Research undertaken by the HSL Facts and Misconceptions About Age, Health Status and Employability as far back as 2005 identified that there are physical, sensory and cognitive changes to older workers. For example, there is between a 20–40% reduction in muscle strength and endurance between the ages of 20 and 60. A higher proportion of older workers will potentially mean more people with chronic conditions at work, so making good rehabilitation and return-to-work of increasing importance. But these can all be managed and minimised. Don’t forget that changes made will benefit all workers, not just older ones, and the impact of ageing on employees is as varied as the individuals concerned.

Patrick Thomson, Senior Programme Manager at the Centre for Ageing Better concludes that: “Managers who understand this and manage their workforce sensitively and positively will benefit from better staff retention, improved knowledge transfer — which can be incredibly beneficial to wider team performance — and better employee relations overall. There is of course then a knock-on benefit in terms of lower recruitment and training costs as the team is more stable, there is much greater peer-to-peer learning, the culture is positive and hopefully workplace issues can be more easily resolved.”

All organisations will have to manage an ageing workforce but a workforce that will become highly diversified. Many managers still need to fully appreciate the practical impact their multi-generational workforce can have on their businesses or organisations, but attitudes are changing to see older workers as an asset that needs to be continually nurtured.
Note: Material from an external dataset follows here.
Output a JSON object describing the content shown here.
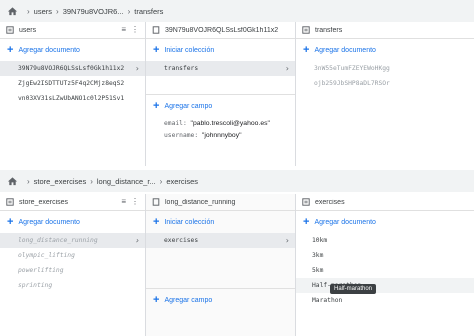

What is clear is that an ageing workforce isn’t a burden to be mitigated, but one to be appreciated and supported with practical steps to retain their knowledge and expertise.

Five key workplace improvements

Natural light

The most effective way to boost mental wellbeing across the generations is to increase exposure to natural light in the workplace; 87% of the over 55s and 83% of the under 25s state exposure to natural light is important in supporting their mental health and wellbeing at work, yet only 56% of 55+ year olds and 63% of under 25s have exposure to natural light sources within their working environment.


Companies are failing to meaningfully engage with their employees. Despite spending much of their day in the office, many employees do not feel that their company values their opinion on the workplace environment — only 17% of over 55s and 37% under 25s think their opinion is valued — and both age groups state they are rarely involved in discussions about potential changes for the office environment. To boost trust among their workforce, employers should conduct a solid change management programme and ensure they take the time to understand what their employees want and need from an office environment, engaging with them about any proposed changes.

Quiet areas

Both generations highly value quiet spaces at work — 80% of the over 55s and 80% of the under 25s say they value quiet spaces at work yet only a minority actually have them (34% of 55+ year olds and 39% of the under 25s). For a simple yet effective solution, employers should seek to increase the designated quiet areas and zones that staff can retreat to and include escape cocoon seating around the workplace.

Personal space

Nine in ten (89%) of 55+ year olds and 80% of the under 25s value personal workspaces, yet only 69% of 55+ year olds and 61% of the under 25s have a place to call their own in the office. To address this discrepancy, companies must look beyond the modern hot-desking trend, consult their employees about what they really need to work productively and make the necessary changes to create a variety of workspaces so workers can select their own suitable space according to their personality and tasks.

Tools and technology

Eighty-three percent of the over 55s and the under 25s value tools and technology in the workplace, however, surprisingly only just over half of the over 55s (54%) and the under 25s (52%) say they have them. Employers should consult their employees about what tools and technology they need to be more effective at work. Failure to provide the right tools and technology will prevent them being mobile in the workplace and they will not utilise the variety of workspaces available.

Source: Peldon Rose

Last reviewed 25 May 2017